‘I’ factor rules out Kevin Pietersen from being part of the team
Alastair Cook declared yesterday that he was not consulted on the fate of Kevin Pietersen. In truth, he didn’t need to be. Pietersen’s unsuitability for continuing as an England player is all laid out in black and white and Technicolor, if only even his staunchest supporters could see it.
Test cricket is an X-ray of the brain. It is an examination of character as much as it is of talent and technique. It exposes your anxieties, magnifies your emotions, tests your mettle. Five days of intense competition ask you such fundamental questions as: “Do you think you have the right to be out here?” and: “Do you have what it takes?” It is a test of mental strength, of desire, of total commitment. It is sport that bores into your soul.
Test cricket offers no hiding places for the weak or the wayward. Any flaw or fallibility will be revealed, if not today, then tomorrow or the day after. This is not to say that mavericks or eccentrics cannot be accommodated. In fact, they should be welcomed. Some selfishness is also allowed, within reason. As long as personal goals do not supersede those of the team.
Cricket is also different from other team games in that there is a strong individual element to it. A team’s batsmen are out there on their own, being preyed on by 11 remorseless opponents. A team’s bowlers have six balls in a row to make their mark. You have to rely on each man to make good judgments, to do the right thing for the common good. You have to be able to trust them and believe in their loyalty. The team’s ultimate survival, at least temporarily, is in their hands.
That is where Pietersen overstepped the mark. For the first half-dozen years of his Test career, he was an outstanding player whose commitment to the team’s goals outweighed his commitment to himself. Gradually, personal agendas appeared to take over. There were the special permissions he sought — to remain in India and play in the IPL for extra time, to miss warm-up matches, to take the family out earlier on tour than other players , the “retirement” from one-day internationals. Satisfying sponsors became a priority.
His I-factor took over. He still practised hard and played brilliant innings, but if he got out to an ill-judged shot he justified it by saying: “It’s the way I play.” He never apologised or admitted errors. Everything was about him — from the manic way he sought to get off the mark, to the extravagant (and sometimes failed) attempts to go from 96 to 100, and most things in between. He was generally a man apart.
When he sent uncomplimentary text messages about his captain to friends in the South Africa team, he had completely betrayed the team’s trust. If you spend £30 million a year on a team, using all the technology and personnel available to try to find the extra 5 per cent to win, you cannot afford that level of disloyalty to jeopardise your goals.
The most successful international sporting team in history — the All Blacks, who have a remarkable 75 per cent win ratio over 100 years — abide by the Maori concept of whanau, meaning “extended family”. They value humility highly and have a “no- dickheads policy”, as the presence of difficult or divisive types would be detrimental to the whanau. Some of the most talented rugby players in New Zealand have never pulled on the All Blacks jersey for this reason. They cannot be trusted always to sacrifice personal interest for the common good.
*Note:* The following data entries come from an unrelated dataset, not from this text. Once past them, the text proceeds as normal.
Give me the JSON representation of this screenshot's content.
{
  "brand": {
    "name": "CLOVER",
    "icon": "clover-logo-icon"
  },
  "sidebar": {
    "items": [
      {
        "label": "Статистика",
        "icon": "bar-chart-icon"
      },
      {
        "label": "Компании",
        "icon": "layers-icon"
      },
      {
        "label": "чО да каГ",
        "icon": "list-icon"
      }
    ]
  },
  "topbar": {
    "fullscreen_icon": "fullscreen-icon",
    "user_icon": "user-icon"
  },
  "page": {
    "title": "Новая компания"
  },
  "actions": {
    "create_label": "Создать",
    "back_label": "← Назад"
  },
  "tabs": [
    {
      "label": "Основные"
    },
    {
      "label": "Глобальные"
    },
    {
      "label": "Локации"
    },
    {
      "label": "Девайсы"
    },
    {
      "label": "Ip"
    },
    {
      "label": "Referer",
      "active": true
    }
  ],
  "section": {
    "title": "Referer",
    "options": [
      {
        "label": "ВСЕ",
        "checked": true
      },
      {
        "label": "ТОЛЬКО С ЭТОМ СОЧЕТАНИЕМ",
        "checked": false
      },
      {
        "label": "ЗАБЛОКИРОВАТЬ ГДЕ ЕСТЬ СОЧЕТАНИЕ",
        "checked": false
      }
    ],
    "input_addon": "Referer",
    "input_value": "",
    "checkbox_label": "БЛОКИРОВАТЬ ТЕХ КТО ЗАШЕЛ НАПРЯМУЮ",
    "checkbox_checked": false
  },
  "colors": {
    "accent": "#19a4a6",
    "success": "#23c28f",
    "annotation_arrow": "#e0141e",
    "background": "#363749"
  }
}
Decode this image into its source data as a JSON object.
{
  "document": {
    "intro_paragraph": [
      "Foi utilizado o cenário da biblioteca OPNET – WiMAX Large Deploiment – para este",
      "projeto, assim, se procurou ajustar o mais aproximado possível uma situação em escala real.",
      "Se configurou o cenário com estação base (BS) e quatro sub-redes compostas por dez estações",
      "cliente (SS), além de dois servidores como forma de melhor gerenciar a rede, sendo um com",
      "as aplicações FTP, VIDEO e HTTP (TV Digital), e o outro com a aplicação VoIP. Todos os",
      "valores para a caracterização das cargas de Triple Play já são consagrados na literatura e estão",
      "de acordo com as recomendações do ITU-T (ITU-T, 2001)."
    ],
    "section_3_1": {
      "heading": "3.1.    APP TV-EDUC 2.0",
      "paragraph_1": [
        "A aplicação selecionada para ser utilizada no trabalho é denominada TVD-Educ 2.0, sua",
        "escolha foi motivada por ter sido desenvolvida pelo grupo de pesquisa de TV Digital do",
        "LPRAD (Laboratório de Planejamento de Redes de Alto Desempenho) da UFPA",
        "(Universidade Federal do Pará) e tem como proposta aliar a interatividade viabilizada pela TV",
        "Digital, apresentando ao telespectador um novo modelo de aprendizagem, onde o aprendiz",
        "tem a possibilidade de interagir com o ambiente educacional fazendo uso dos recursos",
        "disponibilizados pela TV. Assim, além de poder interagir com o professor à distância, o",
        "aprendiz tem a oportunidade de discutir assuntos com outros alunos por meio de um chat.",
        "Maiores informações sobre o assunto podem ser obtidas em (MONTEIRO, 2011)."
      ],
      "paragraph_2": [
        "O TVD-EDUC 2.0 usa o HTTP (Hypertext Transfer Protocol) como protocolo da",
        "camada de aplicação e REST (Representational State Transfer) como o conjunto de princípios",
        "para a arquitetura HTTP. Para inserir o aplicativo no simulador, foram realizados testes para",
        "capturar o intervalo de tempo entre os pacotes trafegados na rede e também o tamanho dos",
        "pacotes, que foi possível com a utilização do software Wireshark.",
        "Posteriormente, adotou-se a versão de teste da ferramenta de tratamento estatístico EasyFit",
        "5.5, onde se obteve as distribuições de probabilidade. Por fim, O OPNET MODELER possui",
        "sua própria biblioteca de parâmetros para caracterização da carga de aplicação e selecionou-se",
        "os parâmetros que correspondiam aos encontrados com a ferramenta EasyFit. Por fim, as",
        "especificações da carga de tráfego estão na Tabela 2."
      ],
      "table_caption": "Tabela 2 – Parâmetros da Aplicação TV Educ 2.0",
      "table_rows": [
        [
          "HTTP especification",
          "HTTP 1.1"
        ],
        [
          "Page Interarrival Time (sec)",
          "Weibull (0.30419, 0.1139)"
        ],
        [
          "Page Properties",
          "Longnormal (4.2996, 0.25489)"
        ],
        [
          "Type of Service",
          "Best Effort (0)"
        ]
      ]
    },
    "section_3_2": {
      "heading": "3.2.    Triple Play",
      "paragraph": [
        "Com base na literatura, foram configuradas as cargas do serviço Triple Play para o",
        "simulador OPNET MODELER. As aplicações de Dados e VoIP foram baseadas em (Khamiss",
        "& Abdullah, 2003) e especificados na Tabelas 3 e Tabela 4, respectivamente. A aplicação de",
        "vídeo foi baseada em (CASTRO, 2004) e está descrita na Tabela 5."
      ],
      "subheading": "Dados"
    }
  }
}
During a cricket Test match, you spend up to 14 hours a day in close proximity to your team-mates for virtually a whole week, so harmony in the whanau is even more important. It doesn’t mean you have to like each other. But mutual respect and trust are vital.
You can be unfaithful once and perhaps get away with it. Pietersen’s infidelity was compounded by his book, in which he assassinated the characters of many of the people with whom he had shared dressing rooms.
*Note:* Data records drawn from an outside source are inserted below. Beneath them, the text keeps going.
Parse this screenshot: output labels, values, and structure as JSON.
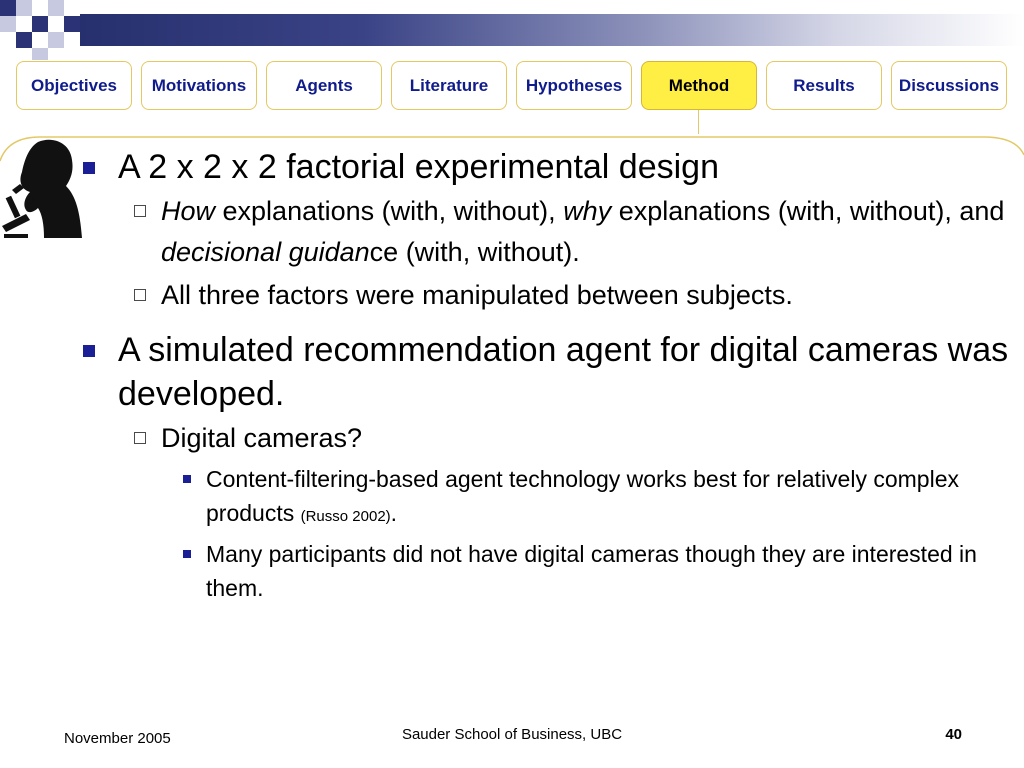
{
  "nav": {
    "tabs": [
      {
        "label": "Objectives",
        "name": "tab-objectives"
      },
      {
        "label": "Motivations",
        "name": "tab-motivations"
      },
      {
        "label": "Agents",
        "name": "tab-agents"
      },
      {
        "label": "Literature",
        "name": "tab-literature"
      },
      {
        "label": "Hypotheses",
        "name": "tab-hypotheses"
      },
      {
        "label": "Method",
        "name": "tab-method",
        "active": true
      },
      {
        "label": "Results",
        "name": "tab-results"
      },
      {
        "label": "Discussions",
        "name": "tab-discussions"
      }
    ]
  },
  "content": {
    "b1": "A 2 x 2 x 2 factorial experimental design",
    "b1_1": {
      "how": "How",
      "t1": " explanations (with, without), ",
      "why": "why",
      "t2": " explanations (with, without), and ",
      "dg": "decisional guidan",
      "t3": "ce (with, without)."
    },
    "b1_2": "All three factors were manipulated between subjects.",
    "b2": "A simulated recommendation agent for digital cameras was developed.",
    "b2_1": "Digital cameras?",
    "b2_1_1": {
      "text": "Content-filtering-based agent technology works best for relatively complex products ",
      "cite": "(Russo 2002)",
      "end": "."
    },
    "b2_1_2": "Many participants did not have digital cameras though they are interested in them."
  },
  "footer": {
    "date": "November 2005",
    "center": "Sauder School of Business, UBC",
    "page": "40"
  },
  "colors": {
    "accent": "#1b1f96",
    "tab_text": "#101c8c",
    "tab_active": "#ffef44",
    "tab_border": "#e6c860"
  },
  "icons": {
    "logo": "decorative-squares",
    "illustration": "scientist-microscope-silhouette"
  }
}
He cannot see the damage he has wrought. He still believes that he has a certain entitlement to be in the team, continuing to see it only from his point of view — “I am desperate to get back in the team” and “I really want to play Test cricket again”. And when he does not get his way he tries to undermine the status quo. He practises a sort of sporting anarchy. How can you trust someone who does that to be part of a team? And what message would his rehabilitation send to the rest of the team?
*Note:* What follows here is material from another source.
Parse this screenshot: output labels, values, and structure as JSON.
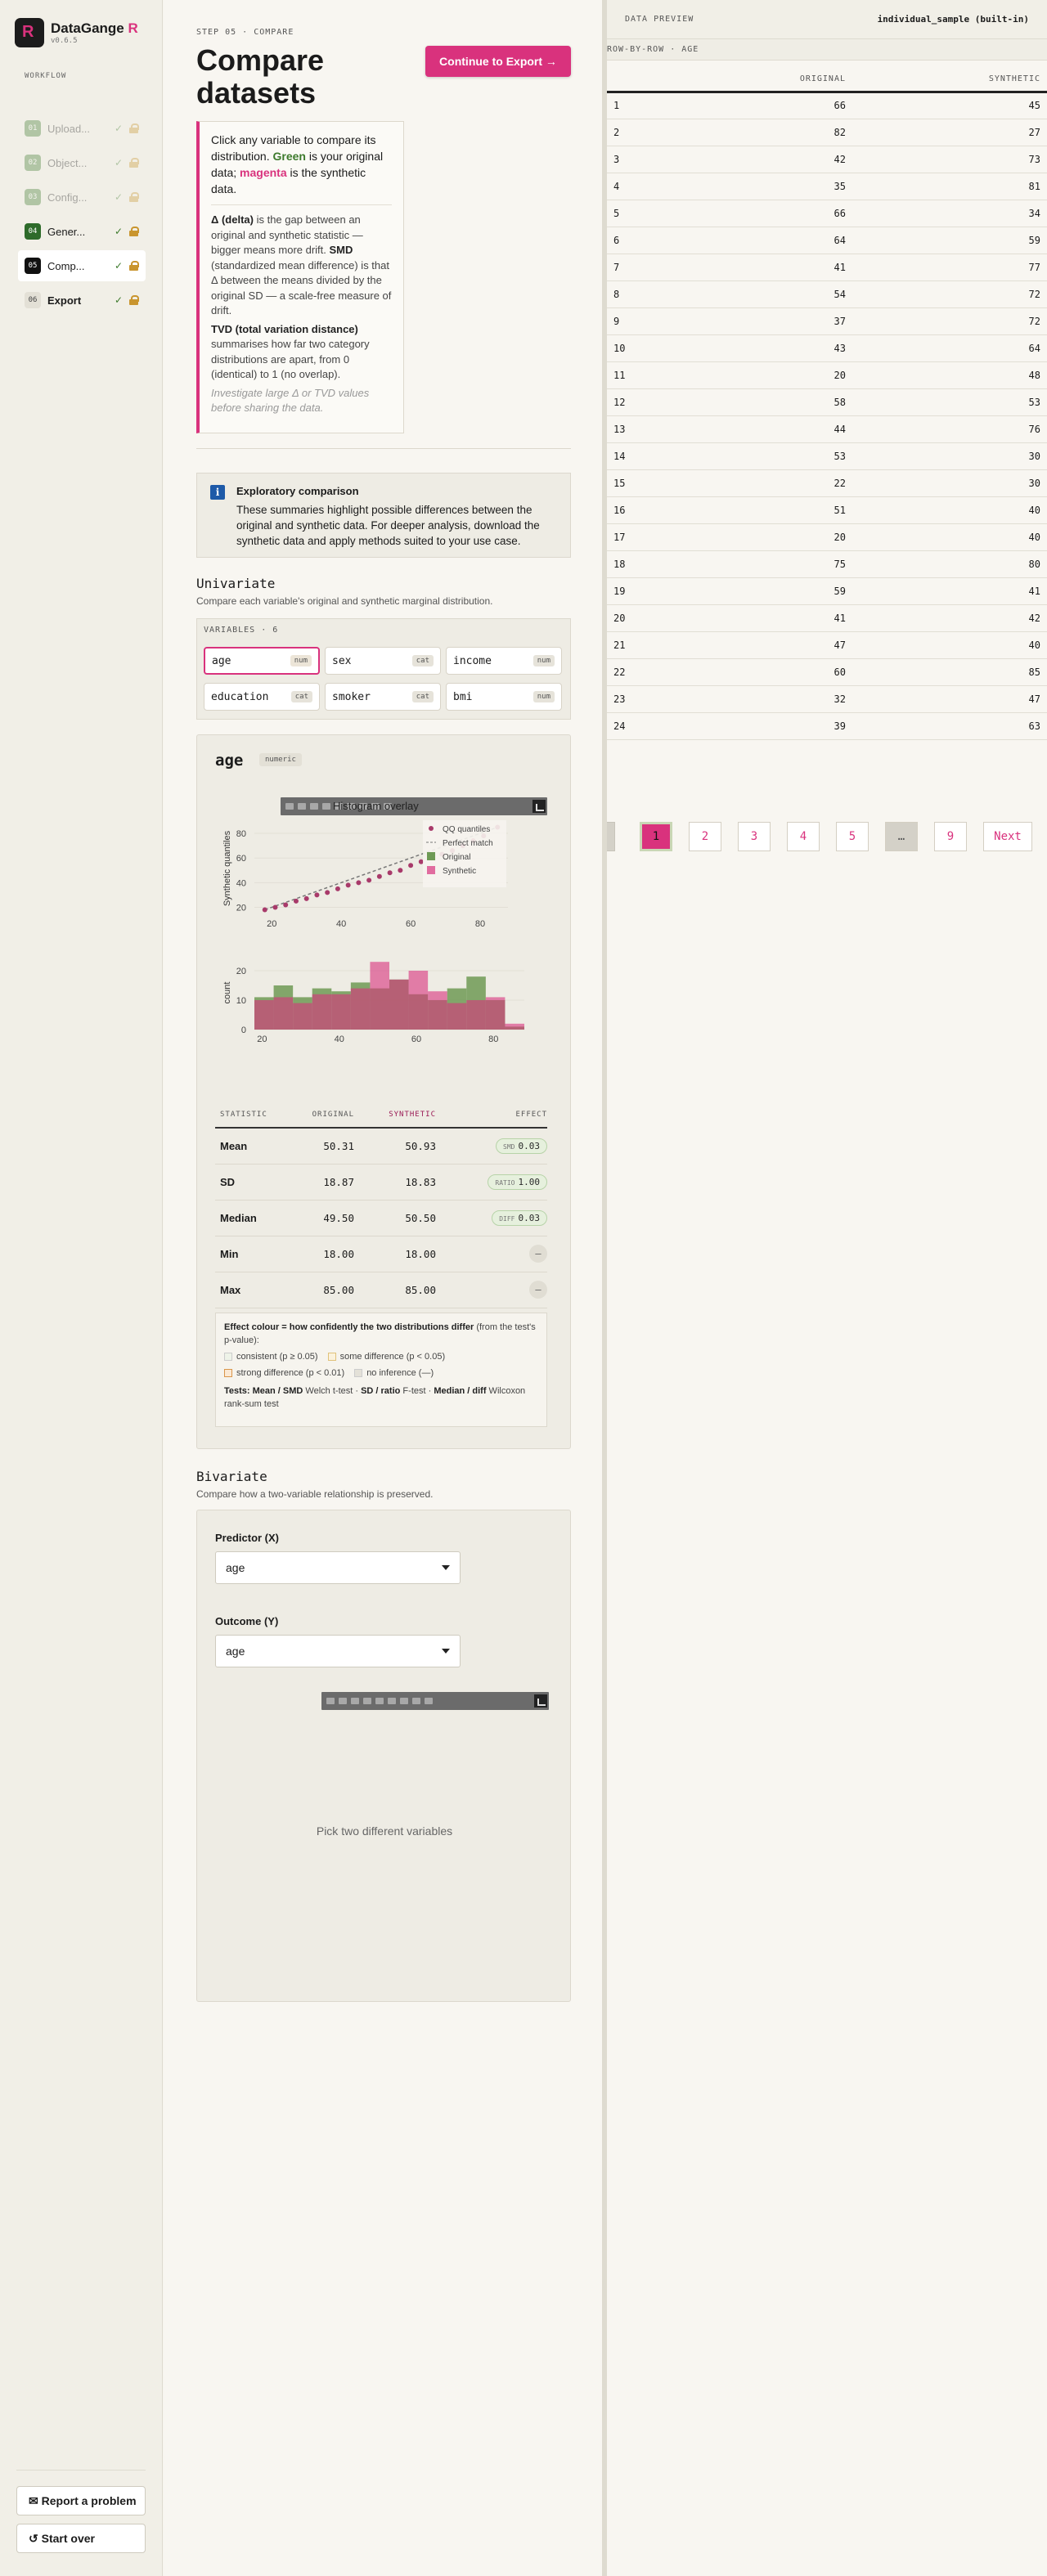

He can recruit all the lawyers he likes to try to prove that he has been treated unfairly, but, sadly, until he shows considerable levels of humility and contrition, he can never again be part of the whanau.